The adjustable keys action of this keyboard from hard, medium to soft, is amazing, and it replicates the feel of an acoustic piano.
The Yamaha DGX-660 digital piano has 88-keys, fully-weighted keyboard, plus an outstanding instrument tone, selected from the CFIIIS Concert Grand. It also has 192-notes polyphony to create a real piano experience.
That’s not all, it is great for music production, piano performance and learning, offering more features than a regular digital piano. There are hundreds of songs, sounds, effects and styles, to keep you engaged for a long time.
Educational features, virtual keyboard, and on-screen notation, which can bring about an effective learning, is embedded in it.
With its great recording abilities, a user can compose, edit, and record songs without an additional equipment or software. You can also use the various connectivity options provided by the DGX-660 to connect several devices or equipment to the keyboard.
This piano also has drawbacks even with all these great features it offers.
Its drawback is that, it is quite heavy and bulky, which makes it not suitable for outdoor performances, but if you can transport it safely, you will get the best from it, as an entertainment center, a studio, and a digital keyboard combined into one instrument.
After considering the great features of this keyboard, its design, sound system, connectivity options, accessories, customers reviews added with personal experience in using it as a little studio and learning/entertainment hub, I can give it an overall rating of 8.8/10 .
Listed below are alternatives to the Yamaha DGX-660.
This is a P-series digital piano made by Yamaha, but it doesn’t have all the extra sounds and features as theDGX-660. It also has a Pure CF Sound Source, GHS keyboard, the same polyphony amount as the DGX660, and offers a real piano experience.
The Yamaha P115 is a basic keyboard with 4 reverb, 10 styles, 50 preinstalled songs, and 14 built-in sounds, instead of 550 instrument sounds, with hundreds of songs, styles, effects, and rhythms found in the DGX660.
It is also portable and compact with good features including fine-tuning, dual, transpose, onboard metronome, duo, split modes, and a 2-track MIDI recorder.
If the extra features and sounds in the Yamaha DGX660 is not important to you, then the Yamaha P-115 may be a good choice.
Casio CGP700 (full review)
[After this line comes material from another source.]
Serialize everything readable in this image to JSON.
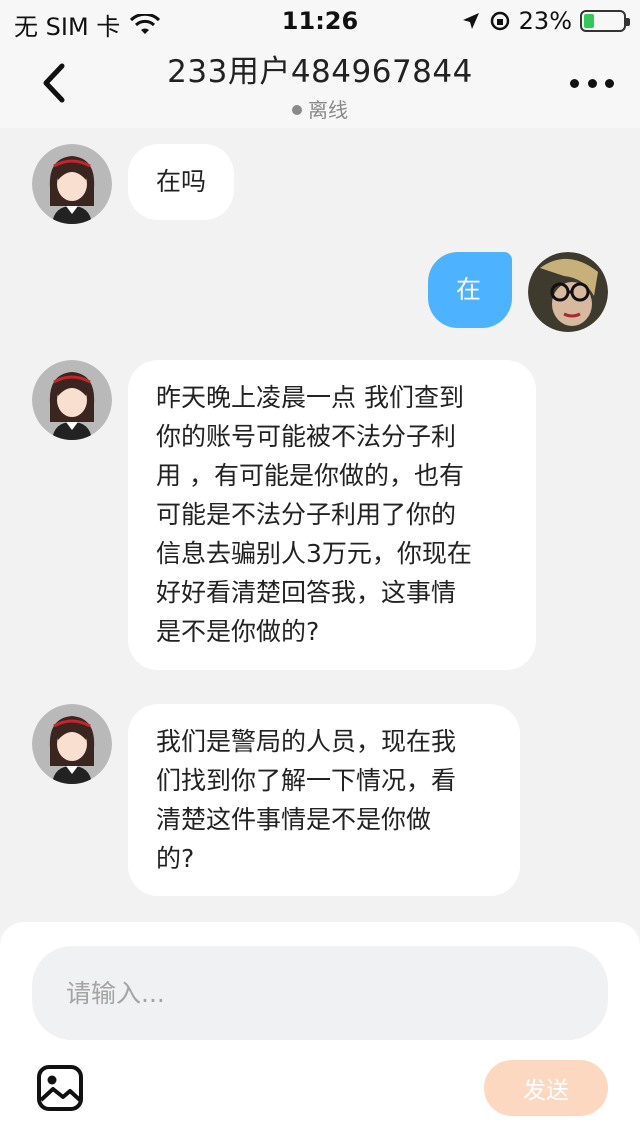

The CGP700 is very versatile, and offers a real piano experience with features for learning and music production. It has a stand featuring 2 low-frequency, built-in speakers, added to the keyboard speakers to offer 40W of sound.
There is also a 5.3” colored touchscreen which makes navigation easier and convenient while on stage.
Casio CGP-700 has the Tri-sensor Scaled Hammer Action keyboard with Ivory/Ebony feel simulated on the key-tops to give a realistic touch and feel compared to the DGX660 keyboard. There are split/layer functions, 200 styles, 6 delay, 550 built-in sounds, duo mode, 17 reverb, 128-note polyphony, 16 chorus, 17 tracks, 100 songs memory capacity, MIDI/Audio recorder, but no microphone jack.
Comparing the two keyboards, the Yamaha DGX-660 has more styles, sounds, effects, good keyboard sound, and higher polyphony counts, while Casio CGP-700 offers a more convenient navigation with touchscreen, powerful speaker sound, and a more authentic keyboard action.
Casio PX-360 may be preferred to the CGP-700 because of the AIR Sound Source that comes with it. Due to this feature, a more realistic sound is offered by adding key-off, hammer response simulation, and string resonance.
Casio PX-360 has MIDI jacks and Line In, but a stand is not included in the purchase, instead, it has 8W × 2 onboard speakers.
In addition, the Casio PX-360 is very expensive when compared to its contemporaries which I feel is not worth the price.
Please share your opinion with us.